And more diverting still than regular,
Have Humour, Wit, a native Eafe and Grace,
Few write to thofe, and none can live to these.
Too much your Sex are by their forms confin'd, Severe to all, but most to Womankind; Custom, grown blind with Age, must be your guide ; Your pleasure is a vice, but not your pride;
By Nature yielding, stubborn but for fame;
Made Slaves by honour, and made fools by Shame.
But fets up one, a greater in their place:
Well might you wish for change by thofe accurst,
Still in constraint your fuffering Sex remains,
Or bound in formal, or in real chains:
Whole years neglected, for fome months ador'd,
The fawning Servant turns a haughty Lord.
Ah, quit not the free innocence of life,
For the dull glory of a virtuous Wife;
Nor let falfe Shews, nor empty Titles please:
Aim not at Joy, but reft content with Eafe.
The Gods, to curfe Pamela with her prayers,
Pride, Pomp, and State, but reach her outward part; 55
But, Madam, if the fates withstand, and you
Our hearts may bear its flender chain a day;
As flowery bands in wantonness are worn,
Thus Voiture's early care ftill fhone the fame, And Monthaufier was only chang'd in name; By this, ev'n now they live, ev'n now they charm, Their Wit still sparkling, and their flames ftill warm.
Now crown'd with Myrtle, on th' Elyfian coaft,
Amid thofe Lovers, joys his gentle Ghost:
Pleas'd, while with smiles his happy lines you view, 75 And finds a fairer Ramboüillet in you.
The brightest eyes in France inspir'd his Muse;
The brightest eyes in Britain now perufe ;
And dead, as living, 'tis our Author's pride
TO THE SAME,
On her leaving the Town after the Coronation, 1715.
S fome fond Virgin, whom her mother's care
Drags from the Town to wholesome Country air, Juft when she learns to roll a melting eye,
And hear a spark, yet think no danger nigh;
She went to plain-work, and to purling brooks,

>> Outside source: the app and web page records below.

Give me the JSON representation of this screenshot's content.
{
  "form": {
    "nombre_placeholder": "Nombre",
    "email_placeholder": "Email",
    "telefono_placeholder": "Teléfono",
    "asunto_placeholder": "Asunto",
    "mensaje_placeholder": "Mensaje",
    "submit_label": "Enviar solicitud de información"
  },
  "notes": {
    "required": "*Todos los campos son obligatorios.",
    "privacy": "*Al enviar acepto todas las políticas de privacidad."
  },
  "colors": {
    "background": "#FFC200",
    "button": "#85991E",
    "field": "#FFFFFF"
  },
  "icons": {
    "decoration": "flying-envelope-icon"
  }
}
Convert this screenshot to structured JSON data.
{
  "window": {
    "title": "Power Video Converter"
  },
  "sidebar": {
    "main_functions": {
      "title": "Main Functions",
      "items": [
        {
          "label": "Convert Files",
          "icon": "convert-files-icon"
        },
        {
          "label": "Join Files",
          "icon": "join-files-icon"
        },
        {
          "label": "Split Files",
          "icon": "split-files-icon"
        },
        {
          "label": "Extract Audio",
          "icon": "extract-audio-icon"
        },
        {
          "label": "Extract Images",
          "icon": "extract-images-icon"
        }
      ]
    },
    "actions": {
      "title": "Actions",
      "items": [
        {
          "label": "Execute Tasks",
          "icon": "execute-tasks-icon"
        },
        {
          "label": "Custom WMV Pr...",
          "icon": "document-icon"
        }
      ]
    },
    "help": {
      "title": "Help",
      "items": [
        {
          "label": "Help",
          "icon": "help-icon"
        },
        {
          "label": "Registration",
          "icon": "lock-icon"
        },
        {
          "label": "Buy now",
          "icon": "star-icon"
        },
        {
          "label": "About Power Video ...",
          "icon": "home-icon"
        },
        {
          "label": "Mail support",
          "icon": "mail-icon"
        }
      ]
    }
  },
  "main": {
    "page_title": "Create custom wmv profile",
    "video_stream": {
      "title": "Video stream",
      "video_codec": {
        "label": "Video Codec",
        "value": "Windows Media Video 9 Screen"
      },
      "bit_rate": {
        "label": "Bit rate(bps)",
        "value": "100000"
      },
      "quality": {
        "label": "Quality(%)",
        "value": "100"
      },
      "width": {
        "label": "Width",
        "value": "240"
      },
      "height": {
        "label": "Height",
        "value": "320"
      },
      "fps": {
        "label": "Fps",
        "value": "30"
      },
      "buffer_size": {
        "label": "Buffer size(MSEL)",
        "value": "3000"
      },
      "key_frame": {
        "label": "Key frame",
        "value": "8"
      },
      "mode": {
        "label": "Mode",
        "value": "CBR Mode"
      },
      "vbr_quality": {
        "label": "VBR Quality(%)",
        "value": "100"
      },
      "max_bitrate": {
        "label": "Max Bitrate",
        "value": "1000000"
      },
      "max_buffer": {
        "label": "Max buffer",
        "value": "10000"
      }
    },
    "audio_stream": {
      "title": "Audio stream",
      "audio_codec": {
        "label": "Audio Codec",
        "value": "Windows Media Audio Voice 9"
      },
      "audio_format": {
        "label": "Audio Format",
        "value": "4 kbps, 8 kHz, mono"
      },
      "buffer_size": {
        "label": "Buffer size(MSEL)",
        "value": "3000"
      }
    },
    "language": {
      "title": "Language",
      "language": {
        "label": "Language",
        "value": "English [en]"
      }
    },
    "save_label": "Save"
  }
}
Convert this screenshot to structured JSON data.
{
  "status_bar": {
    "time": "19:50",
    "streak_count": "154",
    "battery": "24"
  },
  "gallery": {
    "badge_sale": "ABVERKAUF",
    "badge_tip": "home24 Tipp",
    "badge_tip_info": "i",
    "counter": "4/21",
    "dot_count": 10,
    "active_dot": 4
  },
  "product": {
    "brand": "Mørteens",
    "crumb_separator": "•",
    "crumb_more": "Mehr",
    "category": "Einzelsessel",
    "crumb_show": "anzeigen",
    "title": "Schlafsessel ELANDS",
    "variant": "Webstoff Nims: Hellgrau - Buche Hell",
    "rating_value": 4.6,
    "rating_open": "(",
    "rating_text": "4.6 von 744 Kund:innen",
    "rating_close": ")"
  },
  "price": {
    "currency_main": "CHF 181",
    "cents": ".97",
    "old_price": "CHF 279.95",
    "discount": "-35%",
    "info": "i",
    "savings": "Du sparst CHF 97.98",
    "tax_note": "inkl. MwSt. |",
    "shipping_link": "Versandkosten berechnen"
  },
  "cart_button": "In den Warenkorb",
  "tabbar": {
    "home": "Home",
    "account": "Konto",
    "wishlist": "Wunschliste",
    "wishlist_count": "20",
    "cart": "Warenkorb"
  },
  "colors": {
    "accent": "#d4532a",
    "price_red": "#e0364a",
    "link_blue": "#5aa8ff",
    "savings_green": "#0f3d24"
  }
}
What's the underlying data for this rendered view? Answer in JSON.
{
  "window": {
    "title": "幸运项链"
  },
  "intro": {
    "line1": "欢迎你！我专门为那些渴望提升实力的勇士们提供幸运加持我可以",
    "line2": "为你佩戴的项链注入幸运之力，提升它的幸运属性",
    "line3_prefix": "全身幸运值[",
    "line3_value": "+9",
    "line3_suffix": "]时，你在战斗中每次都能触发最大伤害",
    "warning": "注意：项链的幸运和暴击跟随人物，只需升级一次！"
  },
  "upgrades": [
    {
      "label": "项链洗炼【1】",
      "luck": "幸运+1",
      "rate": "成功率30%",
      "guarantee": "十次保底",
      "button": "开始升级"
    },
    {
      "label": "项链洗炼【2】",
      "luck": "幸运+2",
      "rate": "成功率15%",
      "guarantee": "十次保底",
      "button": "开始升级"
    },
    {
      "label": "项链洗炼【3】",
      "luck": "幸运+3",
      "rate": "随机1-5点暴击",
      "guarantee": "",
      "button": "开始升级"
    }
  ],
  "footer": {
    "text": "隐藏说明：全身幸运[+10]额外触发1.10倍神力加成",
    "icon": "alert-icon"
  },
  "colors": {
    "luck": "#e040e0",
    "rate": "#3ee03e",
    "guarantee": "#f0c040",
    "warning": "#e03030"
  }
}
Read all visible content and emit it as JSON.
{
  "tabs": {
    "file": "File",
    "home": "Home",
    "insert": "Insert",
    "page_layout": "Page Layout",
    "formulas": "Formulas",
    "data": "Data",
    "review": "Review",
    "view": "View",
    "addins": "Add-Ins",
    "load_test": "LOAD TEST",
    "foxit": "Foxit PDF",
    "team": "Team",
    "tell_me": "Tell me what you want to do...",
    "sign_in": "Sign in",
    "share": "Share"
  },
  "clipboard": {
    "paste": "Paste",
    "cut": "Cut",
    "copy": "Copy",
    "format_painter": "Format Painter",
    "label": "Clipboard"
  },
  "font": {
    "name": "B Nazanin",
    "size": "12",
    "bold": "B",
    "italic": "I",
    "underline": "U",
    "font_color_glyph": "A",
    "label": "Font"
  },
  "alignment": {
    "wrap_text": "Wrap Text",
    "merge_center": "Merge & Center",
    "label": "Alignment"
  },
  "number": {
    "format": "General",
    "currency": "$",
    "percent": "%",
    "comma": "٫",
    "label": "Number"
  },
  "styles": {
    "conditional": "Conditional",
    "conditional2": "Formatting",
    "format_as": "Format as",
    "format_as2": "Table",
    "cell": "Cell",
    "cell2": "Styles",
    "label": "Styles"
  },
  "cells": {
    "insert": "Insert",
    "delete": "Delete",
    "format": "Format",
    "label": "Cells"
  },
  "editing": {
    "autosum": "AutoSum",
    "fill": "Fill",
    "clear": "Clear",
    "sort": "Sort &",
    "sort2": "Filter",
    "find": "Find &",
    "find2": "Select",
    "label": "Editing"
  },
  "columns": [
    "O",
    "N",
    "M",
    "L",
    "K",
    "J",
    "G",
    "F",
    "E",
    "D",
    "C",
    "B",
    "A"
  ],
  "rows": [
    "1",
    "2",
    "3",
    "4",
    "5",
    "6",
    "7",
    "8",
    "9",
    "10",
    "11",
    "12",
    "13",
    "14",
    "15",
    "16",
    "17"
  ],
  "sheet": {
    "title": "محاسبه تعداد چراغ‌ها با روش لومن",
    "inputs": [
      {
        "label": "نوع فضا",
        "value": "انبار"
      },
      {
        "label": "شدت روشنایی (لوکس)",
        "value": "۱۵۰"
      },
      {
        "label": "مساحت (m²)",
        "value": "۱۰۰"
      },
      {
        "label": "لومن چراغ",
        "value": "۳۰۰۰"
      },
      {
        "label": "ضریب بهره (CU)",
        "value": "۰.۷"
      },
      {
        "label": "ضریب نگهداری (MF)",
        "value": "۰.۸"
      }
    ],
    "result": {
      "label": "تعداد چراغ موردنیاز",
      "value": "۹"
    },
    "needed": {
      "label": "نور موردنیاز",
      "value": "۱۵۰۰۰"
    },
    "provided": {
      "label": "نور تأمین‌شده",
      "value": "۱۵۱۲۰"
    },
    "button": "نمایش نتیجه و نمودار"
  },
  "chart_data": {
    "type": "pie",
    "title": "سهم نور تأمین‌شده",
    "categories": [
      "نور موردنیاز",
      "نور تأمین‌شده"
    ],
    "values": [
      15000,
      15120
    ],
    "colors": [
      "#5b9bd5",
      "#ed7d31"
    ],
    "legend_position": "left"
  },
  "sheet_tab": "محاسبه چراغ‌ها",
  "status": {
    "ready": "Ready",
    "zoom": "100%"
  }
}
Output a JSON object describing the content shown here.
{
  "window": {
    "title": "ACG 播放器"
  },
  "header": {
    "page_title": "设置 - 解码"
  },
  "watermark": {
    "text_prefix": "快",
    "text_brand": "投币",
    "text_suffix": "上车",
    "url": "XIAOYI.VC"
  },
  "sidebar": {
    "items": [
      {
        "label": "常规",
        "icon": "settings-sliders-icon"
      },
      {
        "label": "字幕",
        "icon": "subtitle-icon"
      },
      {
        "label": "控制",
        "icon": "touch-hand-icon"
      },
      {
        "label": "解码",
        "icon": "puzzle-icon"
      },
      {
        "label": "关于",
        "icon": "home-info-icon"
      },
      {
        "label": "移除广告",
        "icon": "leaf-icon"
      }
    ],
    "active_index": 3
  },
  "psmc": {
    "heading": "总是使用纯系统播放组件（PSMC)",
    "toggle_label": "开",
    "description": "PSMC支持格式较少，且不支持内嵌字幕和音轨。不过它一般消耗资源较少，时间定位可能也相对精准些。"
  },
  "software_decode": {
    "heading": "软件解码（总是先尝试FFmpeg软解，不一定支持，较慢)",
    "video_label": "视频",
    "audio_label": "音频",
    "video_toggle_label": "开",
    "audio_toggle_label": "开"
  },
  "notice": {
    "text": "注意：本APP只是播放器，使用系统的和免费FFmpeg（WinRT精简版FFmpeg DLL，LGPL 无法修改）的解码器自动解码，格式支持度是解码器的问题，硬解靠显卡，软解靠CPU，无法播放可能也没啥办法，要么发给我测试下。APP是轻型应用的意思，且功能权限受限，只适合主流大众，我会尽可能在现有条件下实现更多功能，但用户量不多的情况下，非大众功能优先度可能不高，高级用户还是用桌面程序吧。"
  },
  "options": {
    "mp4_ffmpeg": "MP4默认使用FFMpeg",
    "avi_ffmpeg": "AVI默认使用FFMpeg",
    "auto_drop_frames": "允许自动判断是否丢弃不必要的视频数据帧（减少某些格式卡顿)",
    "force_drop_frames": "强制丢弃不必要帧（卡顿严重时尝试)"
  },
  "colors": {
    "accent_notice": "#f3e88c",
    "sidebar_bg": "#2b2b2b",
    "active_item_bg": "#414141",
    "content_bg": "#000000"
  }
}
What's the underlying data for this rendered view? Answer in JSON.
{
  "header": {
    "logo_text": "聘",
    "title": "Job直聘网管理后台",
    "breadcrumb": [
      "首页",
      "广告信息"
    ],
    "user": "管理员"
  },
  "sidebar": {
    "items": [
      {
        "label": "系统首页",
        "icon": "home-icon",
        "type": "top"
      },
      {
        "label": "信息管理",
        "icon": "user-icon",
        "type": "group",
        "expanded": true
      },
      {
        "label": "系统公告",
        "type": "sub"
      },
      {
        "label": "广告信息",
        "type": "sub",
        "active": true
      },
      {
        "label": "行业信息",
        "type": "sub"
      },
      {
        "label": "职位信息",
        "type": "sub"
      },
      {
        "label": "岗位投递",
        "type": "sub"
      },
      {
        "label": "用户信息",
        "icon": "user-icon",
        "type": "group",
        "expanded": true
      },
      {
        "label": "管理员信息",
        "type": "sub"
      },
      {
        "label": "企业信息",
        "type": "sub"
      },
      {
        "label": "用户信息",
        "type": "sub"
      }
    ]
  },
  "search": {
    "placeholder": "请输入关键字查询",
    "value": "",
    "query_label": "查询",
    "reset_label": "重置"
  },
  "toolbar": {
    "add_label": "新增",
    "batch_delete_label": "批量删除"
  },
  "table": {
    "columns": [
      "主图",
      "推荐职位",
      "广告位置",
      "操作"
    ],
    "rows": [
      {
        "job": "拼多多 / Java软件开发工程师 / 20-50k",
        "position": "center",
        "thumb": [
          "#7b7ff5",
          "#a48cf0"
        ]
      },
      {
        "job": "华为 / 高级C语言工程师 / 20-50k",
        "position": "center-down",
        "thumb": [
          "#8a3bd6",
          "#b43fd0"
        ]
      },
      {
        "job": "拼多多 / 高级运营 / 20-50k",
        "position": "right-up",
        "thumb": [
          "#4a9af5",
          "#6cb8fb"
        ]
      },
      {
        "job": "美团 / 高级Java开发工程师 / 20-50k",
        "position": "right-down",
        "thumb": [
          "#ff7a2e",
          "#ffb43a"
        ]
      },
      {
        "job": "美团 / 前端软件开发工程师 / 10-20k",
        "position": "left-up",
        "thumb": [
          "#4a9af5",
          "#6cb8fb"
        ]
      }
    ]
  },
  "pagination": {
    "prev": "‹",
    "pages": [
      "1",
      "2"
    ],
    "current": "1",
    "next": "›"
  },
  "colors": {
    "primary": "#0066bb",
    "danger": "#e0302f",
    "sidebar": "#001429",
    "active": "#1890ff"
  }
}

To mufe, and spill her folitary tea,
Or o'er cold coffee trifle with the spoon,
There ftarve and pray, for that's the way to heaven.
Who vifits with a gun, prefents you birds,
In fome fair evening, on your elbow laid,
Before you pafs th' imaginary fights
Of Lords, and Earls, and Dukes, and garter'd Knights,
Gay pats my fhoulder, and you vanish quite,
Look four, and hum a Tune, as you may now.
BASSE T-T A BLE,
E CLOGU E.
HE Baffet-Table spread, the Tallier come; Why stays Smilinda in the Dreffing-room ? Rife, penfive Nymph; the Tallier waits for you.
Ah, Madam, fince my Sharper is untrue,
And those feign'd fighs which cheat the listening
Is this the cause of your romantic strains?
Is that the grief, which you compare with mine?